But none have found the same level of success that Beaver Builder has.
One might think their success is based on their code base or set of features. But that's not how I see it. Instead it's the implicit humility of its lead developer and their founders that have made it a success.
The key to their success is an open module and template system that lets others build things the founders hadn't thought about. In other words, while they created a feature-rich product, they didn't assume it was complete. They left it open for others to extend.
And the extending has happened.
There are, off of the top of my head, half a dozen sites that are selling Beaver Builder add-on modules. There are another half dozen sites providing articles that help you create customized templates or integration points.
Every person that buys their product becomes part of the family. Every person then benefits from what any other family member creates. People share templates. They share modules. They sell them. They give them away for free. It doesn't matter.
What matters is that the success of Beaver Builder isn't simply reliant on how hard their own developers work. The network effects of a community that is building third-party resources for the product will drive the success of the product faster than other competitors.
WordPress & its plugin model
I'd be remiss if I didn't point out that in 2005 when I was having conversations with my brother about the CMS he was working on, and the stuff I was playing with (WordPress), the key differentiator wasn't the code or features. Instead, I simply asked him how many plugins his CMS had. It was a proxy for community engagement. It was a proxy for productivity. And it was a proxy for future success.
Open source has a way of allowing this to happen. But this isn't an open-source thing. There are tons of open source products that feel complete and have little or no way for you to engage or extend them.
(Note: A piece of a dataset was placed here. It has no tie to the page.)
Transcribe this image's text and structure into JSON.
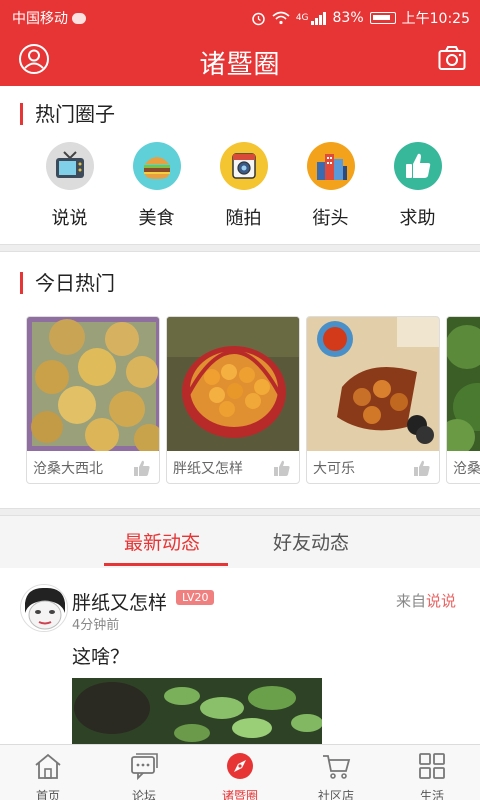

That won't lead to network effects like those I'm talking about here.
Are you building products?
If you're building products, are you taking these network effects into how you design them? If you want to chat about your product and product development, you can always reach me on Clarity.